The era of “platformization” allows for a more inclusive economy. Global e-commerce platforms such as eBay or Alibaba can connect millions of manufacturers and billions of consumers, making the global market accessible to even the smallest manufacturer and providing the broadest choice to all consumers. In addition to much broader and better match-making, middlemen are cut out which allows for higher margins on the sales and lower prices on the purchasing side. It also reduces the risk of corruption. However, the concept only works if the underlying logistics and transportation platforms support the digital transactions.
Unlocking the potential of international ecommerce requires efficient and cost-effective logistics and smooth customs processes through the paperless digital export and import processing. On the import side there is a need for effective tools to be able to process and analyse information about shippers and products moved. These tools reduce clearing times, even enable pre-clearance, and help to manage the risks that come along with lower value goods, which fall often below the threshold of more diligent customs clearance processes. In addition, governments need to ensure healthy competition and avoid the formation of digital monopolies. Platforms can also be used to foster the job-creating small and midsized business landscape.

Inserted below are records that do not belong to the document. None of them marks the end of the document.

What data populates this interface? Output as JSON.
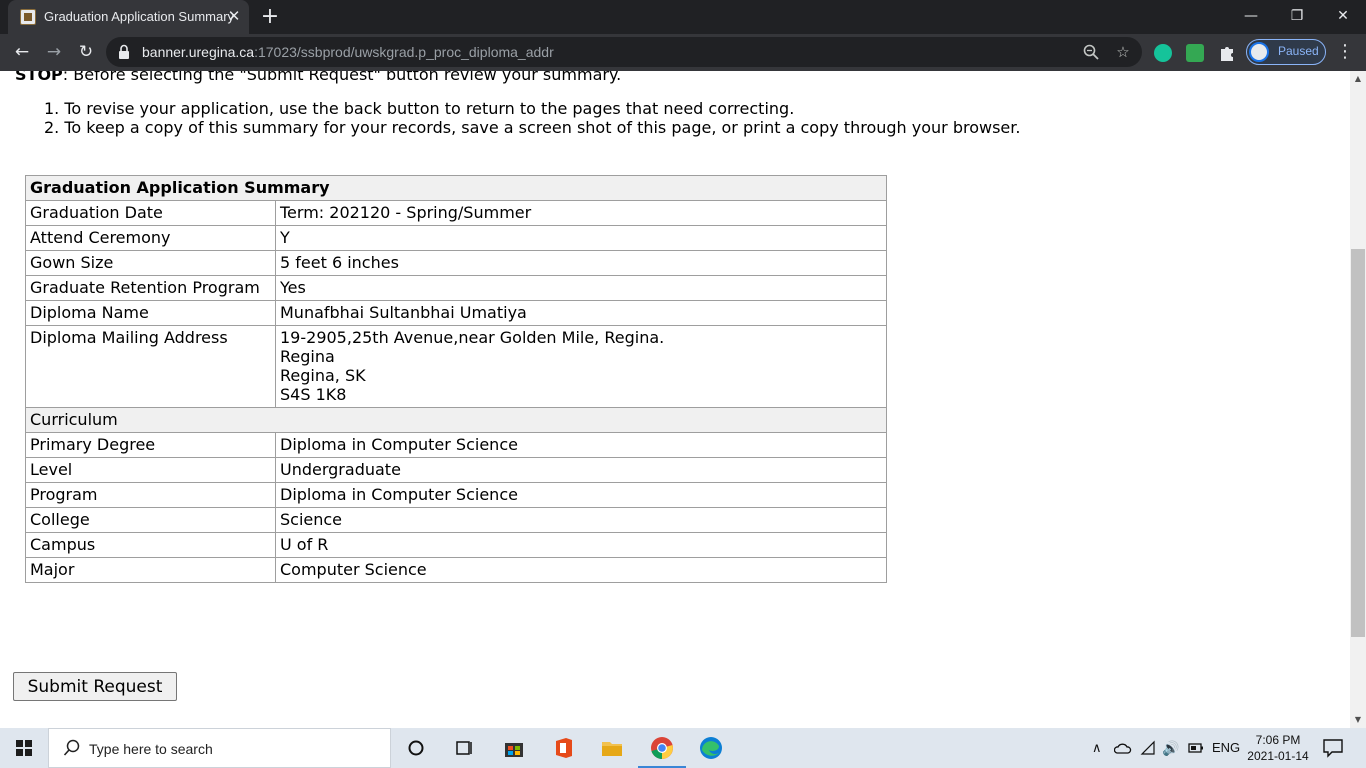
{
  "browser": {
    "tab_title": "Graduation Application Summary",
    "tab_close": "✕",
    "new_tab": "+",
    "url_host": "banner.uregina.ca",
    "url_rest": ":17023/ssbprod/uwskgrad.p_proc_diploma_addr",
    "profile_status": "Paused",
    "window_minimize": "—",
    "window_restore": "❐",
    "window_close": "✕"
  },
  "page": {
    "stop_label": "STOP",
    "stop_text": ": Before selecting the \"Submit Request\" button review your summary.",
    "instructions": [
      "1. To revise your application, use the back button to return to the pages that need correcting.",
      "2. To keep a copy of this summary for your records, save a screen shot of this page, or print a copy through your browser."
    ],
    "summary": {
      "title": "Graduation Application Summary",
      "rows": [
        {
          "label": "Graduation Date",
          "value": "Term: 202120 - Spring/Summer"
        },
        {
          "label": "Attend Ceremony",
          "value": "Y"
        },
        {
          "label": "Gown Size",
          "value": "5 feet 6 inches"
        },
        {
          "label": "Graduate Retention Program",
          "value": "Yes"
        },
        {
          "label": "Diploma Name",
          "value": "Munafbhai Sultanbhai Umatiya"
        }
      ],
      "address": {
        "label": "Diploma Mailing Address",
        "lines": [
          "19-2905,25th Avenue,near Golden Mile, Regina.",
          "Regina",
          "Regina, SK",
          "S4S 1K8"
        ]
      },
      "curriculum_heading": "Curriculum",
      "curriculum_rows": [
        {
          "label": "Primary Degree",
          "value": "Diploma in Computer Science"
        },
        {
          "label": "Level",
          "value": "Undergraduate"
        },
        {
          "label": "Program",
          "value": "Diploma in Computer Science"
        },
        {
          "label": "College",
          "value": "Science"
        },
        {
          "label": "Campus",
          "value": "U of R"
        },
        {
          "label": "Major",
          "value": "Computer Science"
        }
      ]
    },
    "submit_label": "Submit Request"
  },
  "taskbar": {
    "search_placeholder": "Type here to search",
    "language": "ENG",
    "time": "7:06 PM",
    "date": "2021-01-14"
  },
  "colors": {
    "chrome_dark": "#202124",
    "chrome_toolbar": "#35363a",
    "table_header_bg": "#f0f0f0",
    "taskbar_bg": "#dfe6ee"
  }
}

4. Repurposing of goods
Although there is a need to analyse the entire value chain, as sometimes even long-distance transport might be less carbon intense than local production, tightening the supply chain in many cases saves energy and emissions. Hence, the trend towards localization and regionalization helps with resources and the environment. However, new technology and digitization can go well beyond the simple shortening of the supply chain.
The new visibility in the supply chain not only helps identify leakages and misuse but enables new operating and business models, ranging from optimizing delivery routes to tapping into unused capacity enabled by the many platforms of the sharing economy. Additional potential lies in the resources locked in the products which are thrown away every day: electronics, paper and plastics. Asset tracking could help unlock a potential value of about $52 billion annually for consumer electronics and household appliances alone. Repurposing products will be a major challenge and opportunity for governments and companies in the years ahead.
In the modern interconnected and interdependent world, we need seamless global visibility and fluidity of the flow of goods. Businesses seek and will find new sources of value in tracking products throughout the first lifecycle and the recovery for the repurposing. By creating a repurposing capability, the public and private sectors have a unique opportunity to position themselves as modern and responsible players.
In the past, developed and developing countries have benefitted from globalization, with China as the most recent role model of trade-driven growth. Some low-cost labour countries might still be able to repeat China’s success, others need to look for new models. While globalization has driven the rise of emerging markets and global players, it has also paved the way for today’s dense multilayer value and supply platforms, which are the basis of our modern life.
Companies and governments need to update knowledge and adjust strategies. We must keep in mind that despite all the technological possibilities, it is our skills, wisdom and courage that will help develop new business models and drive the necessary policy reforms. As Sachin Maini once said: “While technology makes it possible to do much more than we could without it, it can’t help us decide what to do.”
This blog was originally posted on the World Economic Forum Agenda.